You've learned some of the basics of computer hardware.  Computer hardware is the
actual physical components that make up the system--the monitor, the hard drive,
the CPU chip, the case, etc.  Computer software is what makes the computer run and
do various tasks.  It would be nice if there were always a clear-cut distinction between
the two--but such is not the case.  Sometimes this dividing lines gets rather blurred.
It may be helpful to think about yourself.  You have a physical body--the skeleton,
muscle, blood vessels, fingers, etc.  You also have the "software" equivalent--the
thoughts and ideas and knowledge inside your head.  You use this "software" to
interact with other people and the world.  You have I/O devices.  You have, so to
speak, a CPU.  But as with computers, the dividing line can be blurred.  You develop
instinctive reactions--you are not carefully and consciously processing each word in
this sentence--you do not have to pause and think about what the word "what" means,
for example.  You can walk without having to think about the movements of each
muscle.  Computers have ROM (read-only memory) and flash RAM that has information
stored in it.

A program is a set of instructions that tell the computer how to do something:  we all
have programs ourselves as well that tell us how to do things.  For example--we know how
to read a book.  We go to page 1--near the front of the book--and read sentences from
left to right, going down one line when we reach the end of that line, and going to the next
page when we reach the end of a page.  We don't have to think carefully about what we're
doing--it has become automatic.  You should also be aware that there are other "programs"
for reading--in many cultures, you read lines from right to left or read in columns from top
to bottom.   Humans have a very wide variety of languages.  Languages follow sets of rules
for how to form correct sentences.  You're familiar with English.  But even here there are
many of what might be termed "sub-languages" used by different groups.  Consider trying
to read a medical book written for doctors, not laymen.  Or try to read legal opinions.

Computers have languages as well.  Some of these are what is called "general-purpose"
that can do a wide variety of tasks, others are specialized, designed for particular applications.
You've seen html  (which stands for HyperText Markup Language".  html is designed to tell
web browsers what to put on web pages--commands such as "font" for instance.  html is
useless for tasks such as managing accounts or databases.   Think also of carpentry tools:
hammers and saws (the old-fashioned saws) are general-purpose tools.  People used to build
houses with them.  A nail gun is a specialized tool--more popular than a hammer with most
home builders nowadays--but try pulling out a bent nail with a nail gun.

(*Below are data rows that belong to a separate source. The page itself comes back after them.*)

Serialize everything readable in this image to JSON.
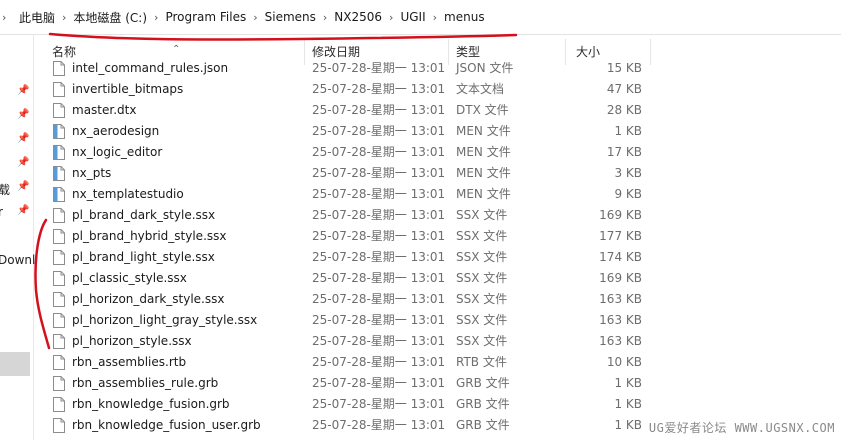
{
  "address": {
    "crumbs": [
      "此电脑",
      "本地磁盘 (C:)",
      "Program Files",
      "Siemens",
      "NX2506",
      "UGII",
      "menus"
    ]
  },
  "nav": {
    "fragments": [
      "载",
      "r",
      "Downl"
    ]
  },
  "columns": {
    "name": "名称",
    "date": "修改日期",
    "type": "类型",
    "size": "大小"
  },
  "files": [
    {
      "name": "intel_command_rules.json",
      "date": "25-07-28-星期一 13:01",
      "type": "JSON 文件",
      "size": "15 KB",
      "icon": "file-icon"
    },
    {
      "name": "invertible_bitmaps",
      "date": "25-07-28-星期一 13:01",
      "type": "文本文档",
      "size": "47 KB",
      "icon": "file-icon"
    },
    {
      "name": "master.dtx",
      "date": "25-07-28-星期一 13:01",
      "type": "DTX 文件",
      "size": "28 KB",
      "icon": "file-icon"
    },
    {
      "name": "nx_aerodesign",
      "date": "25-07-28-星期一 13:01",
      "type": "MEN 文件",
      "size": "1 KB",
      "icon": "men-icon"
    },
    {
      "name": "nx_logic_editor",
      "date": "25-07-28-星期一 13:01",
      "type": "MEN 文件",
      "size": "17 KB",
      "icon": "men-icon"
    },
    {
      "name": "nx_pts",
      "date": "25-07-28-星期一 13:01",
      "type": "MEN 文件",
      "size": "3 KB",
      "icon": "men-icon"
    },
    {
      "name": "nx_templatestudio",
      "date": "25-07-28-星期一 13:01",
      "type": "MEN 文件",
      "size": "9 KB",
      "icon": "men-icon"
    },
    {
      "name": "pl_brand_dark_style.ssx",
      "date": "25-07-28-星期一 13:01",
      "type": "SSX 文件",
      "size": "169 KB",
      "icon": "file-icon"
    },
    {
      "name": "pl_brand_hybrid_style.ssx",
      "date": "25-07-28-星期一 13:01",
      "type": "SSX 文件",
      "size": "177 KB",
      "icon": "file-icon"
    },
    {
      "name": "pl_brand_light_style.ssx",
      "date": "25-07-28-星期一 13:01",
      "type": "SSX 文件",
      "size": "174 KB",
      "icon": "file-icon"
    },
    {
      "name": "pl_classic_style.ssx",
      "date": "25-07-28-星期一 13:01",
      "type": "SSX 文件",
      "size": "169 KB",
      "icon": "file-icon"
    },
    {
      "name": "pl_horizon_dark_style.ssx",
      "date": "25-07-28-星期一 13:01",
      "type": "SSX 文件",
      "size": "163 KB",
      "icon": "file-icon"
    },
    {
      "name": "pl_horizon_light_gray_style.ssx",
      "date": "25-07-28-星期一 13:01",
      "type": "SSX 文件",
      "size": "163 KB",
      "icon": "file-icon"
    },
    {
      "name": "pl_horizon_style.ssx",
      "date": "25-07-28-星期一 13:01",
      "type": "SSX 文件",
      "size": "163 KB",
      "icon": "file-icon"
    },
    {
      "name": "rbn_assemblies.rtb",
      "date": "25-07-28-星期一 13:01",
      "type": "RTB 文件",
      "size": "10 KB",
      "icon": "file-icon"
    },
    {
      "name": "rbn_assemblies_rule.grb",
      "date": "25-07-28-星期一 13:01",
      "type": "GRB 文件",
      "size": "1 KB",
      "icon": "file-icon"
    },
    {
      "name": "rbn_knowledge_fusion.grb",
      "date": "25-07-28-星期一 13:01",
      "type": "GRB 文件",
      "size": "1 KB",
      "icon": "file-icon"
    },
    {
      "name": "rbn_knowledge_fusion_user.grb",
      "date": "25-07-28-星期一 13:01",
      "type": "GRB 文件",
      "size": "1 KB",
      "icon": "file-icon"
    }
  ],
  "watermark": "UG爱好者论坛 WWW.UGSNX.COM",
  "colors": {
    "annotation": "#d4101c",
    "selection": "#d6d6d6",
    "pin": "#4a6fa5"
  }
}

In a program--whether it's a computer program or a "human" program--the order of the
instructions is usually very important.  Consider a simple task such as walking down a
flight of stairs:  you need to pause and think what you actually do here.  You move your left
(say) foot forward over the next step down.  You bend your right knee, keeping your balance
since your left foot is in the air.  When your left foot is on the lower stair you transfer your
weight to that foot, bend your right knee even further so that your right foot is a little
in the air, bring your right foot forward so that it's over the step below where your left foot
is planted, etc.  Thinking about each step (pun intended) in the process complicates matters.
The sequencing of the operations is vitally important--otherwise you'd fall down every
flight of stairs.  Suppose, for example, when your left foot is in the air prior to bending your
right knee you move your right foot forward (how the heck could I do that? you might think).
Down the stairs you tumble.  Or suppose you bend your right knee prior to moving your left
foot forward--you fall over to your right, then down the stairs you tumble.   It seems almost
like a miracle that you could ever descend a flight of stairs.  Computer programs have the
same problems--the order/sequence of instructions is usually vital.  Consider your html
pages you created.  For most of html, when you have something like <A you'll later on need
to do </A.  If you put </A before the <A, html gets all confused.  The order of things does
indeed matter!

 We are going to be teaching you a general-purpose programming language called
Python.  There are lots of general-purpose languages, including basic, FORTRAN, C, C++,
etc, and some of these, such as FORTRAN (FORmula TRANslation) date back to the 1950's.
What we want to do is to teach you the basics of a general-purpose programming language.
We are not going to make you into experts, nor is that our wish or intention.  There are two
basic kinds of computer software.  One kind is special-purpose, such as html.  The other
kind is general-purpose, such as Python.  When you look at web pages, you're making use
of special-purpose languages.  But the browser itself--Firefox, Explorer, etc--will be
written in a general-purpose language.  Notepad, Word, Excel, Quake, Windows XP, etc
are all written in general-purpose languages.  A general-purpose langauge needs good
facilities for doing input and output, making decisions based on data values, etc.  Think
of a game like Quake or Doom--there are an awful lot of different things you can do at any
time--such as going to a pop-up window that lets you change weapons.  We want to give
you a flavor of what general-purpose languages need to be able to do--this will help you
to understand further about what computer software is actually doing inside your machine.